• Napa Green provides individually-tailored, sustainable farm plans to help land owners:

—Enhance the watershed by preventing erosion and meeting regional sediment  discharge requirements

—Reduce or eliminate chemical use

—Restore wildlife habitat

• Independent certification is granted by the National Marine Fisheries Service, the Regional Water Quality Control Board and the Napa County Agriculture Commissioner.

• A majority (90%) of the Napa River watershed is in private ownership and public/private partnerships making Napa Green vital to the sustainability of our community.

Napa Green Certified Winery

• Nearly 5 million cases of wine are produced by Napa Green Certified Wineries each year.

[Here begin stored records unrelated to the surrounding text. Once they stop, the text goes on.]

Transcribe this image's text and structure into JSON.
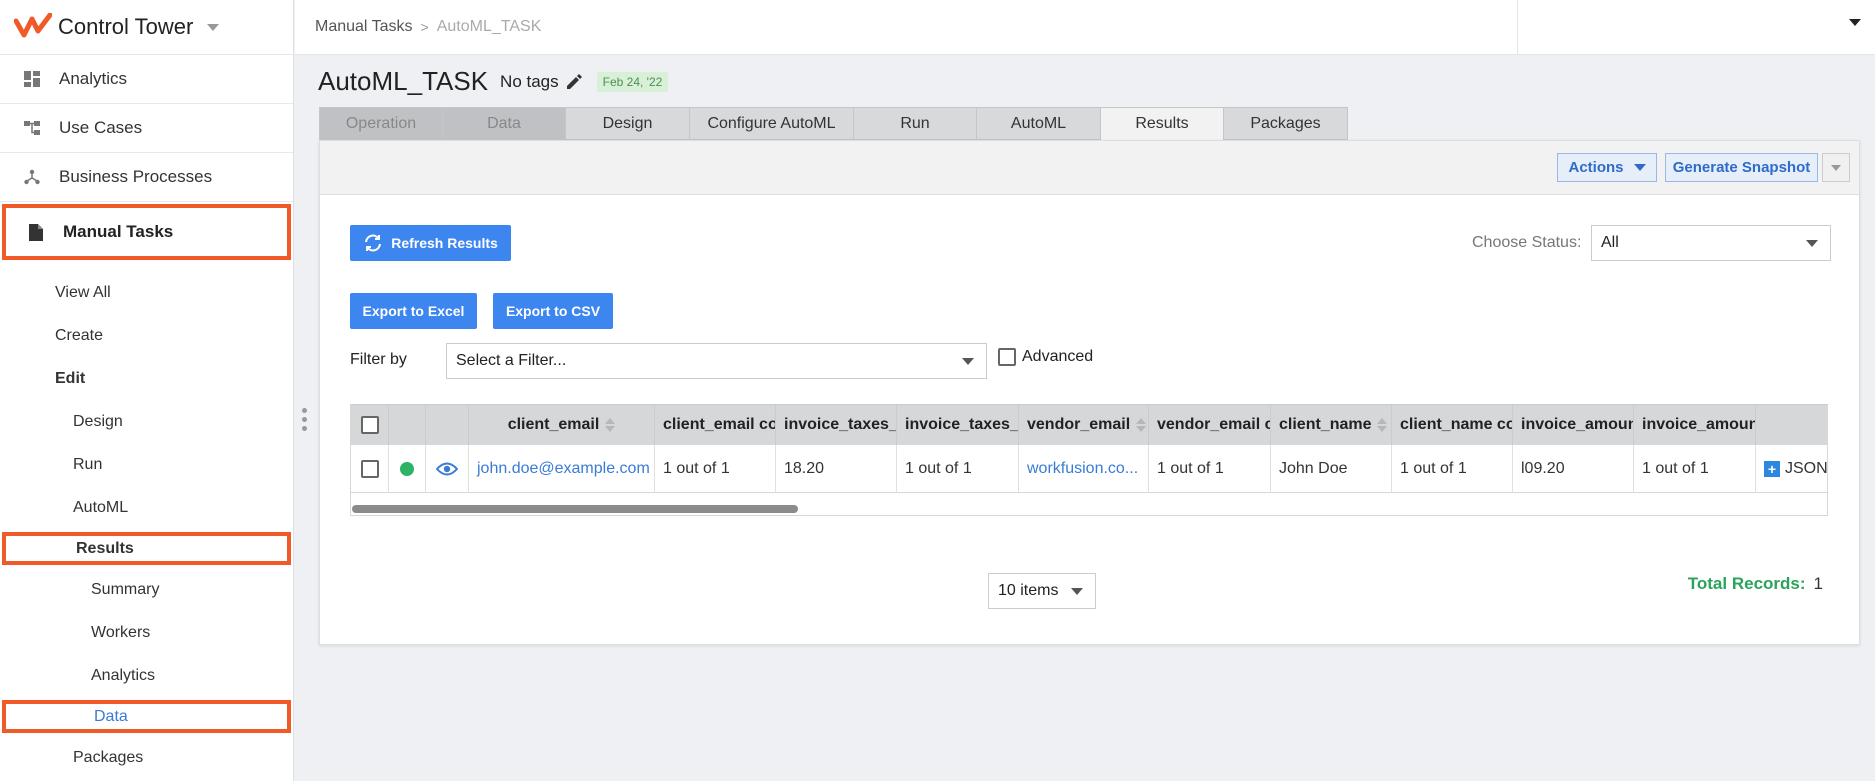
{
  "app": {
    "title": "Control Tower"
  },
  "sidebar": {
    "nav": [
      {
        "label": "Analytics",
        "icon": "dashboard-icon"
      },
      {
        "label": "Use Cases",
        "icon": "hierarchy-icon"
      },
      {
        "label": "Business Processes",
        "icon": "process-icon"
      },
      {
        "label": "Manual Tasks",
        "icon": "document-icon",
        "active": true
      }
    ],
    "sub": {
      "view_all": "View All",
      "create": "Create",
      "edit": "Edit",
      "design": "Design",
      "run": "Run",
      "automl": "AutoML",
      "results": "Results",
      "summary": "Summary",
      "workers": "Workers",
      "analytics": "Analytics",
      "data": "Data",
      "packages": "Packages"
    }
  },
  "breadcrumb": {
    "parent": "Manual Tasks",
    "current": "AutoML_TASK"
  },
  "header": {
    "title": "AutoML_TASK",
    "tags": "No tags",
    "date": "Feb 24, '22"
  },
  "tabs": [
    "Operation",
    "Data",
    "Design",
    "Configure AutoML",
    "Run",
    "AutoML",
    "Results",
    "Packages"
  ],
  "toolbar": {
    "actions": "Actions",
    "snapshot": "Generate Snapshot"
  },
  "controls": {
    "refresh": "Refresh Results",
    "export_excel": "Export to Excel",
    "export_csv": "Export to CSV",
    "status_label": "Choose Status:",
    "status_value": "All",
    "filter_label": "Filter by",
    "filter_placeholder": "Select a Filter...",
    "advanced": "Advanced"
  },
  "table": {
    "headers": [
      "client_email",
      "client_email con",
      "invoice_taxes_ar",
      "invoice_taxes_ar",
      "vendor_email",
      "vendor_email co",
      "client_name",
      "client_name con",
      "invoice_amount",
      "invoice_amount"
    ],
    "row": [
      "john.doe@example.com",
      "1 out of 1",
      "18.20",
      "1 out of 1",
      "workfusion.co...",
      "1 out of 1",
      "John Doe",
      "1 out of 1",
      "l09.20",
      "1 out of 1"
    ],
    "json_label": "JSON"
  },
  "pagination": {
    "items": "10 items"
  },
  "totals": {
    "label": "Total Records:",
    "value": "1"
  },
  "colors": {
    "accent": "#3d86f0",
    "highlight": "#f05a28",
    "success": "#2db266"
  }
}
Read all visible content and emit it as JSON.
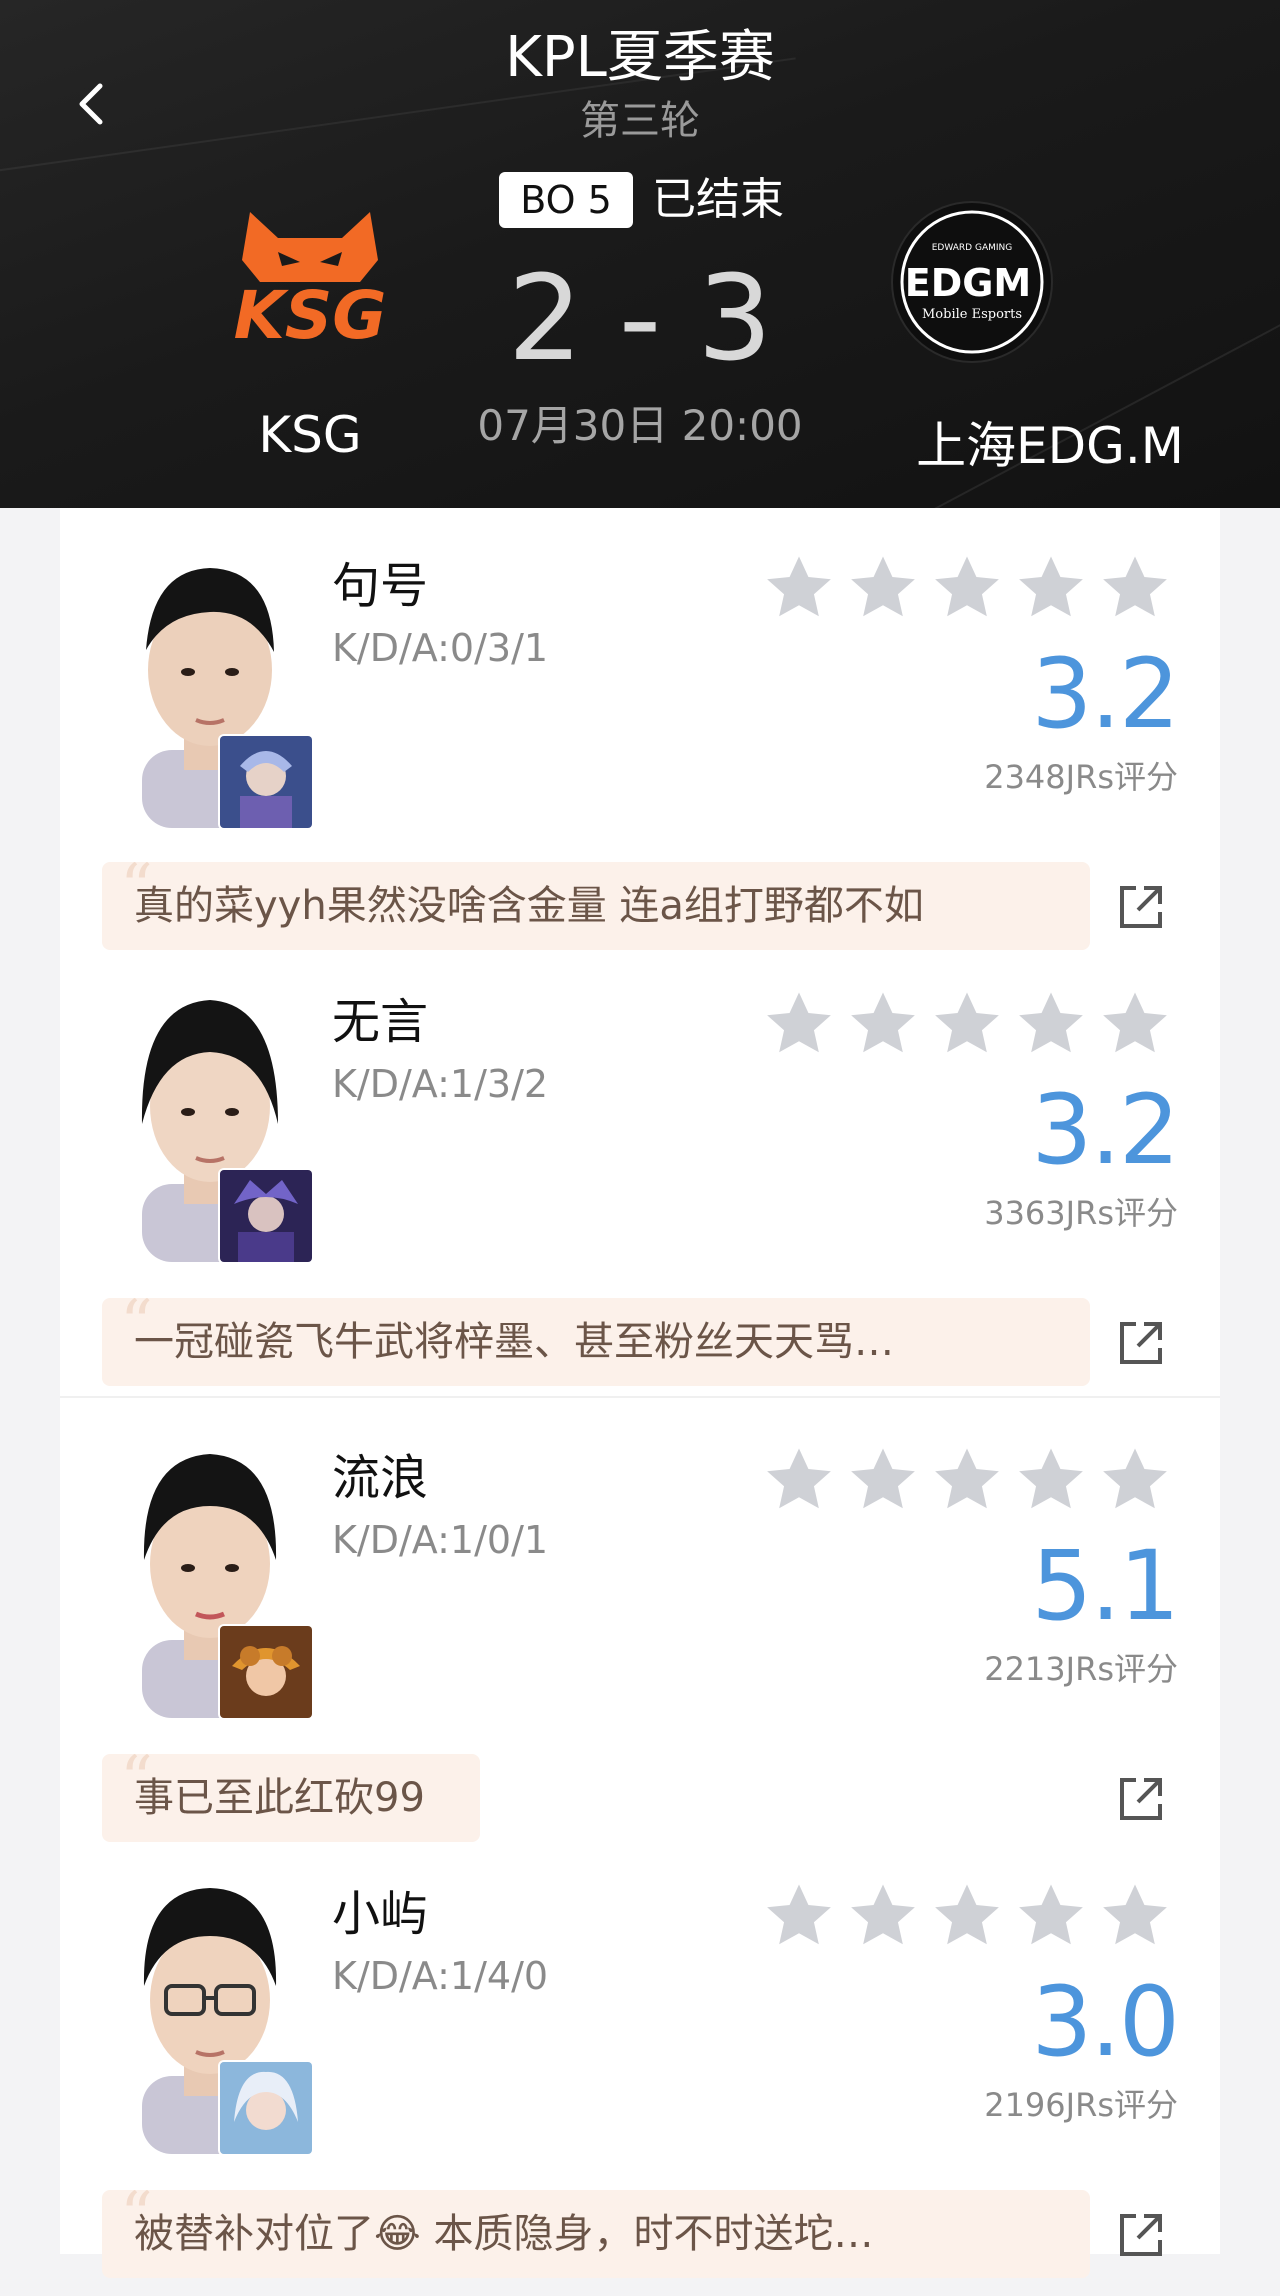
{
  "header": {
    "title": "KPL夏季赛",
    "round": "第三轮",
    "bo": "BO 5",
    "status": "已结束",
    "score_left": "2",
    "score_sep": "-",
    "score_right": "3",
    "time": "07月30日 20:00",
    "team_left": "KSG",
    "team_right": "上海EDG.M",
    "logo_left_text": "KSG",
    "logo_right_text": "EDGM",
    "logo_right_top": "EDWARD GAMING",
    "logo_right_sub": "Mobile Esports"
  },
  "colors": {
    "accent_blue": "#4d95dc",
    "ksg_orange": "#f26a25",
    "edg_red": "#d9262c",
    "star_gray": "#cfd1d6"
  },
  "players": [
    {
      "name": "句号",
      "kda": "K/D/A:0/3/1",
      "rating": "3.2",
      "rating_count": "2348JRs评分",
      "comment": "真的菜yyh果然没啥含金量 连a组打野都不如",
      "stars_filled": 0
    },
    {
      "name": "无言",
      "kda": "K/D/A:1/3/2",
      "rating": "3.2",
      "rating_count": "3363JRs评分",
      "comment": "一冠碰瓷飞牛武将梓墨、甚至粉丝天天骂…",
      "stars_filled": 0
    },
    {
      "name": "流浪",
      "kda": "K/D/A:1/0/1",
      "rating": "5.1",
      "rating_count": "2213JRs评分",
      "comment": "事已至此红砍99",
      "stars_filled": 0
    },
    {
      "name": "小屿",
      "kda": "K/D/A:1/4/0",
      "rating": "3.0",
      "rating_count": "2196JRs评分",
      "comment": "被替补对位了😂 本质隐身，时不时送坨…",
      "stars_filled": 0
    }
  ],
  "icons": {
    "back": "chevron-left-icon",
    "star": "star-icon",
    "share": "share-external-icon"
  }
}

• Napa Green Certified Winery uses a set of sustainable and green business practices developed specifically for wineries.

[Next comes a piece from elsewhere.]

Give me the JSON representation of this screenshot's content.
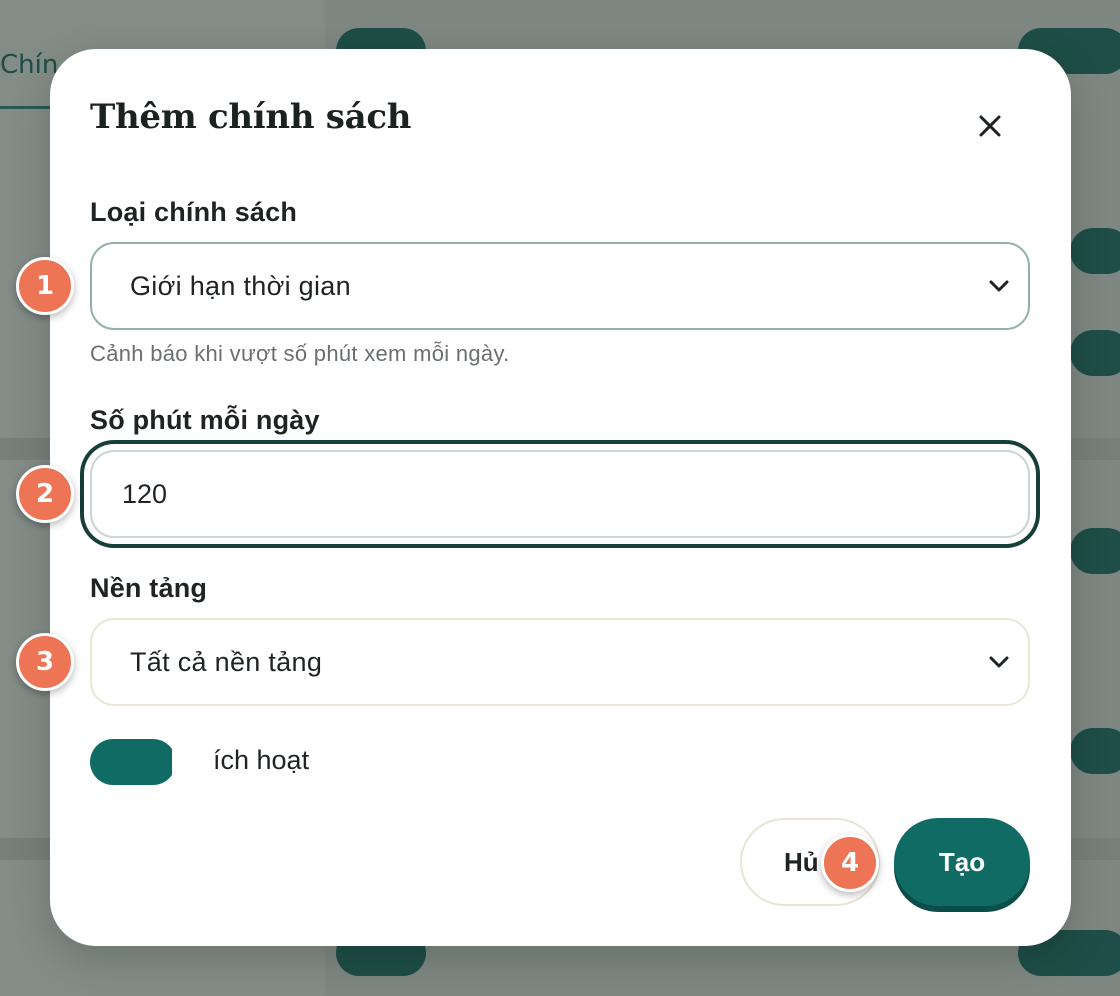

• Participants receive comprehensive energy, waste and water assessments for their facilities, ensuring that all operations are optimized for efficiency.

• Certified wineries demonstrate a commitment to conserving water and energy, reducing waste and preventing pollution with the overall goal of reducing their carbon footprint.

LR_SmallVersion-300x300  The Lodi Rules for Sustainable Winegrowing is California’s original  sustainable viticulture certification program. Our certification process is rigorous, based in science, voluntary, and third-party audited. Lodi Rules certified growers make up an innovative community with a history and commitment to farming quality winegrapes through the implementation of viticulture practices that balance environmental, social, and economic goals. The Lodi Rules was designed to communicate our commitment to sustainable agriculture to wineries and the general public.

The Lodi Rules has two key components. First, the Lodi Rules promotes winegrape grower adoption of 101 sustainability practices, which we term “standards”. The standards were collaboratively developed by a team of Lodi winegrape growers and viticulture professionals, and were accredited by Protected Harvest in 2005. The Lodi Rules standards are the backbone of the program, and are organized into six chapters: 1) business management; 2) human resource management; 3) ecosystem management; 4) soil management; 5) water management; and 6) pest management. The standards meet three criteria: first, they are measurable; second, they address at least one of the three aspects of sustainability (environmental health, social equity, and economic viability); and third, they are economically feasible to implement. We believe that the Lodi Rules standards are the most thoroughly and rigorously vetted set of sustainability practices in California’s viticulture industry. All standards have been peer reviewed by third-party scientists, members of the academic community, and environmental organizations. Certified growers are required to implement a minimum of standards.

The second key component of the Lodi Rules is the Pesticide Environmental Assessment System (PEAS), which is unique to the Lodi Rules. PEAS is a model used to quantify the environmental and human impact of all pesticides applied in a vineyard. The PEAS model generates an Environmental Impact Unit (EIU) for each pesticide, which is based on the pesticide’s impact on: 1) acute risk to farm workers; 2) dietary risks from acute and chronic exposure to people who consume the product; 3) acute risks to small aquatic invertebrates; 4) acute risk to birds; and 5) acute risk to bees and pests’ natural enemies. Pesticide use by Lodi Rules certified growers must fall below a specified level of PEAS impact units.

A vineyard qualifies for certification if it meets several criteria. First, growers accumulate points through implementing sustainability practices and must sum to at least 50% of the total points available in each chapter. Growers must accumulate at least 70% of the total points available across all six chapters. Implementation of some standards is mandatory. Such standards are those that the program designers believe are imperative for sustainability. Finally, the EIUs for the pesticides used in that vineyard for the given certification year cannot exceed a specified threshold. Certification is awarded to an individual vineyard on an annual basis. Certified vineyards must pass an annual independent audit to verify the implementation of sustainability practices.

For more comprehensive information on each program, please visit their Websites: